Inspired by a discussion on the Being Dyslexic forums I decided to look into whether dyslexia is a gift. There is this perception that dyslexia gives you great talent at the expense of mundane skills such as reading and writing. People claim that many of the great scientists such as Einstein, Alexander Graham Bell and Faraday were dyslexic. Though given the arguments over diagnosing dyslexia on living people I fail to see how you can do it on dead people.
So is dyslexia a gift? Does it make you more creative and smarter? Ron Davis in his book The Gift of Dyslexia certainly thinks so as do many dyslexics. Certainly there is anecdotal evidence which is reinforced by web sites like the International Institute of Dyslexia: “[Adult dyslexics are] often spatially talented; professions include, but are not limited, to engineers, architects, designers, artists and craftspeople, mathematicians, physicists, physicians (esp. surgeons and orthopedists), and dentists.“
But what is the truth? Is this wishful thinking by parents who would rather dream their child will be great one day rather than tackling actual problems of dyslexia? At this point I need to get something off my chest:
Disclaimer: I’ve never felt dyslexia was a gift. School was hell and when I left school I struggled in the world of work. I couldn’t draw or play musical instruments or study science no matter how hard I tried. My dyslexia held me back and since I’ve got rid of my dyslexia I can now draw, play instruments and spell complicated words. I’m not very good at any of them yet but I am getting better.
So my opinion may be biased however this shouldn’t matter because there should be good scientific evidence to settle the argument right? Wrong, I’ve only found two studies that are immediately relevant. The prevalence of dyslexia among art students found that “according to self-reports combined with objective testing, the incidence of dyslexia was far higher among art students“. So it looks good for the dyslexics-are-creative argument. However this study paints a different picture: Findings from the International Adult Literacy Survey on the incidence and correlates of learning disabilities in New Zealand “compared to non-[Self Reported Learning Difficulties] (SRLD) adults, those with SRLD were found to leave school earlier, engage more often in manual occupations, are more frequently unemployed, and rely on more state assistance“. Dyslexics are more likely to be without a job or in a poor job. Dyslexia isn’t looking like a gift now. If we examine those at the bottom of society, two studies on dyslexia and prison found that 50% of prisoners are dyslexic.
So how do we reconcile the higher percentage of art students plus the anecdotal evidence against the increased unemployment and the prison studies?
Simply put, its sink or swim.
10% of all children are dyslexic and they are as diverse in their strengths and weaknesses as normal children are.
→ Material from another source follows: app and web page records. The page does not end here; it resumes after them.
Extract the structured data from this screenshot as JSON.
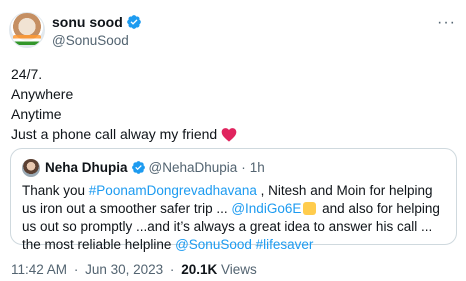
{
  "author": {
    "display_name": "sonu sood",
    "handle": "@SonuSood",
    "verified_icon": "verified-badge-icon"
  },
  "more_icon": "more-options-icon",
  "tweet": {
    "lines": [
      "24/7.",
      "Anywhere",
      "Anytime",
      "Just a phone call alway my friend"
    ],
    "heart_icon": "red-heart-emoji-icon"
  },
  "quoted_tweet": {
    "display_name": "Neha Dhupia",
    "handle": "@NehaDhupia",
    "dot": "·",
    "time": "1h",
    "text_parts": {
      "p1": "Thank you ",
      "hashtag1": "#PoonamDongrevadhavana",
      "p2": " , Nitesh and Moin for helping us iron out a smoother safer trip ... ",
      "mention1": "@IndiGo6E",
      "p3": " and also for helping us out so promptly ...and it’s always a great idea to answer his call ... the most reliable helpline ",
      "mention2": "@SonuSood",
      "p4": " ",
      "hashtag2": "#lifesaver"
    },
    "emoji_icon": "raising-hands-emoji-icon"
  },
  "meta": {
    "time": "11:42 AM",
    "sep1": "·",
    "date": "Jun 30, 2023",
    "sep2": "·",
    "views_count": "20.1K",
    "views_label": "Views"
  },
  "colors": {
    "link": "#1d9bf0",
    "verified": "#1d9bf0",
    "heart": "#e0245e",
    "secondary_text": "#536471"
  }
}
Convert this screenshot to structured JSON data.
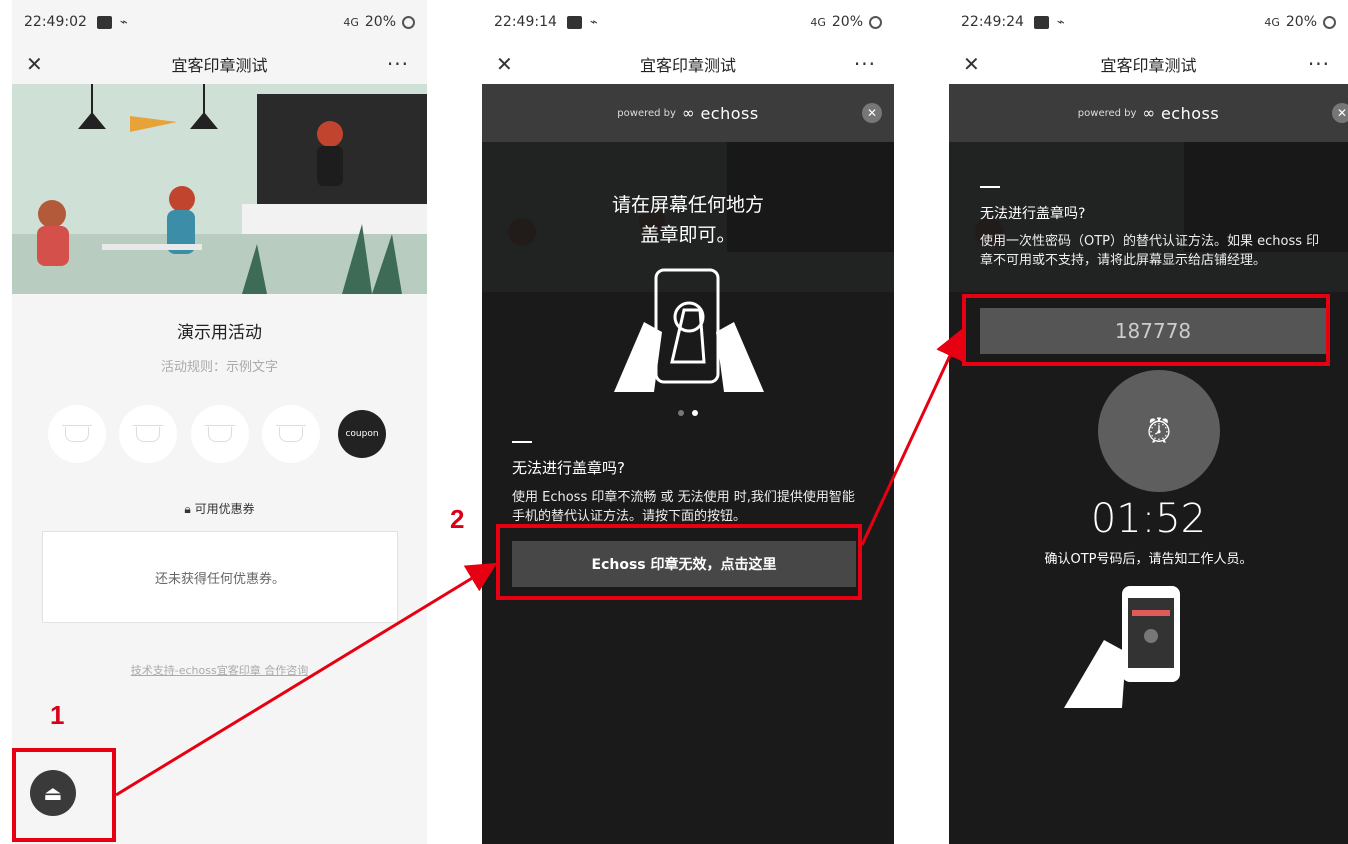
{
  "panels": [
    {
      "status": {
        "time": "22:49:02",
        "net": "4G",
        "battery": "20%"
      },
      "nav": {
        "close": "✕",
        "title": "宜客印章测试",
        "more": "···"
      },
      "campaign_title": "演示用活动",
      "rules": "活动规则：示例文字",
      "coupon_stamp": "coupon",
      "available_coupons": "可用优惠券",
      "empty_coupons": "还未获得任何优惠券。",
      "tech_support": "技术支持-echoss宜客印章 合作咨询"
    },
    {
      "status": {
        "time": "22:49:14",
        "net": "4G",
        "battery": "20%"
      },
      "nav": {
        "close": "✕",
        "title": "宜客印章测试",
        "more": "···"
      },
      "powered_by": "powered by",
      "brand": "echoss",
      "heading_line1": "请在屏幕任何地方",
      "heading_line2": "盖章即可。",
      "cannot_stamp_title": "无法进行盖章吗?",
      "cannot_stamp_body": "使用 Echoss 印章不流畅 或 无法使用 时,我们提供使用智能手机的替代认证方法。请按下面的按钮。",
      "fallback_button": "Echoss 印章无效，点击这里"
    },
    {
      "status": {
        "time": "22:49:24",
        "net": "4G",
        "battery": "20%"
      },
      "nav": {
        "close": "✕",
        "title": "宜客印章测试",
        "more": "···"
      },
      "powered_by": "powered by",
      "brand": "echoss",
      "cannot_stamp_title": "无法进行盖章吗?",
      "otp_body": "使用一次性密码（OTP）的替代认证方法。如果 echoss 印章不可用或不支持，请将此屏幕显示给店铺经理。",
      "otp_code": "187778",
      "timer": "01:52",
      "confirm_text": "确认OTP号码后，请告知工作人员。"
    }
  ],
  "annotations": {
    "step1": "1",
    "step2": "2"
  },
  "colors": {
    "highlight": "#e60012",
    "overlay": "#2b2b2b"
  }
}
Some dyslexics are bright, some aren’t so bright, some are good at art, some can’t hold a pencil properly and so on. Image you are a dyslexic child who struggles in academic subjects but do quite well in art and you get the opportunity to pick which subjects you want to take at GCSE level. Are you going to pick art based subjects or academic subjects? Inevitably people pick subjects they can do and drop the other subjects as soon as they can. Where as a child who is good at art and good at the academic subjects might pick art or they might pick an academic subject. So all the dyslexic, artistic students will end up in art school where as only some of the non-dyslexic, artistic students will. This will skew the number of dyslexics in art school and then subsequently in jobs like graphic design and architecture. It is not the dyslexic that made them good at art but it was the dyslexia that forced them along a certain route.
The same concept applies to science and dyslexia. Some people do have a natural interest in science and have the memory for details that you need to study it. If someone has enough interest and memory skills then they can cope with the essays and books even if they are dyslexic. If science is the only subject area a dyslexic can cope with then they are going to focus on it. So again dyslexia doesn’t make them good scientists, it just prevents them from pursuing other academic subjects.
But what happens to the dyslexics who don’t have the interest in science or the artistic abilities? The system fails them. They under-perform, become disillusioned with school and often society as a whole. They drop out. In any class there are going to be kids with emotional problems or who just are not very clever who will be at the bottom of the pile. These are who are statistically likely to end up unemployed or in jail. The curse of dyslexia is that it is the averagely able but dyslexic students who join their less able peers at the bottom of society.
The school system is like a long distance swimming race. Some competitors are strong and fast. They will win the race and set new records. Most competitors are in the pack, never winning but still completing the race. Whereas the weak swimmers at the back, they struggle to reach the end but some flounder and drown. Dyslexia is a heavy weight that is given out randomly to the competitors regardless of how well they can swim. Those who are fast and strong can overcome the weight. The weight might even help them, force them to work harder and learn to swim better. The average competitors given a weight will struggle. Maybe they are just strong enough and those will keep their head above water but find themselves at the back with the other strugglers. Pity the those already at the back who are given the weight. What chance do they have of keeping their head above water?